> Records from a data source
Start of Block

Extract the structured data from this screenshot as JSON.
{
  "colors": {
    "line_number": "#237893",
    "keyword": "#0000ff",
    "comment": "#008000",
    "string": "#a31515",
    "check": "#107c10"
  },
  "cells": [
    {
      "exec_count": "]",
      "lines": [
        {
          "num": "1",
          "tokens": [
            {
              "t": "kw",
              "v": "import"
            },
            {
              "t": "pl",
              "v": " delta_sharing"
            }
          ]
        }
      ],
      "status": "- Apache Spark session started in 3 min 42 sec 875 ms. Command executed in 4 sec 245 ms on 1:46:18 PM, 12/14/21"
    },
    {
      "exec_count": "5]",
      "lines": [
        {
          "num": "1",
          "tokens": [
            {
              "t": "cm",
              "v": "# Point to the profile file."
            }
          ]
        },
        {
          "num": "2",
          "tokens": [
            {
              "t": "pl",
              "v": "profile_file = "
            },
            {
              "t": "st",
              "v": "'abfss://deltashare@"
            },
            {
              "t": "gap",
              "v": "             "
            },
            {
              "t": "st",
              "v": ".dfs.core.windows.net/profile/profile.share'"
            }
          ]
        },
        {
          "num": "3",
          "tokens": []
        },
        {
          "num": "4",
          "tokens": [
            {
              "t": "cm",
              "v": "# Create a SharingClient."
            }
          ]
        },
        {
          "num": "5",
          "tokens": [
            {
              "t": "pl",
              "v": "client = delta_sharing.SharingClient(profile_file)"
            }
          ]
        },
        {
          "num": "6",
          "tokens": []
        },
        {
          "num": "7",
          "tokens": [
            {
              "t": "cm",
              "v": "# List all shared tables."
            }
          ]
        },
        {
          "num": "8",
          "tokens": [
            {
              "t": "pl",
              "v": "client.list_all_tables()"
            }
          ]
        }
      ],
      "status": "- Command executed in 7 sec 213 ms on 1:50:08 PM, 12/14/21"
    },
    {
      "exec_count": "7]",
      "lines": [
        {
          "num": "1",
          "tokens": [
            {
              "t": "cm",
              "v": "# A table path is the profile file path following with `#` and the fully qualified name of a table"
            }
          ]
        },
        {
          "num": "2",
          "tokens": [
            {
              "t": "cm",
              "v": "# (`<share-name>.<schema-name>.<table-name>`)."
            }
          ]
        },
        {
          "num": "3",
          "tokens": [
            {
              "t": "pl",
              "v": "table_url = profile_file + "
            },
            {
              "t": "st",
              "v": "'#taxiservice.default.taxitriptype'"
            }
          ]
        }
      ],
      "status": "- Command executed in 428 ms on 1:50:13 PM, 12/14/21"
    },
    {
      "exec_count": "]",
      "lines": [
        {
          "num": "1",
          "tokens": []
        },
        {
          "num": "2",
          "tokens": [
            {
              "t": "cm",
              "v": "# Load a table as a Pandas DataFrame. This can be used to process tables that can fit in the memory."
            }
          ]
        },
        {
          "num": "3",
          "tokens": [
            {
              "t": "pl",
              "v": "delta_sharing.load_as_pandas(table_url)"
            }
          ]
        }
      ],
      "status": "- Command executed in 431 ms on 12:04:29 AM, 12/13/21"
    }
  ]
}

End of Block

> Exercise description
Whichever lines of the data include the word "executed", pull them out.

> Problem solution
      "status": "- Apache Spark session started in 3 min 42 sec 875 ms. Command executed in 4 sec 245 ms on 1:46:18 PM, 12/14/21"
      "status": "- Command executed in 7 sec 213 ms on 1:50:08 PM, 12/14/21"
      "status": "- Command executed in 428 ms on 1:50:13 PM, 12/14/21"
      "status": "- Command executed in 431 ms on 12:04:29 AM, 12/13/21"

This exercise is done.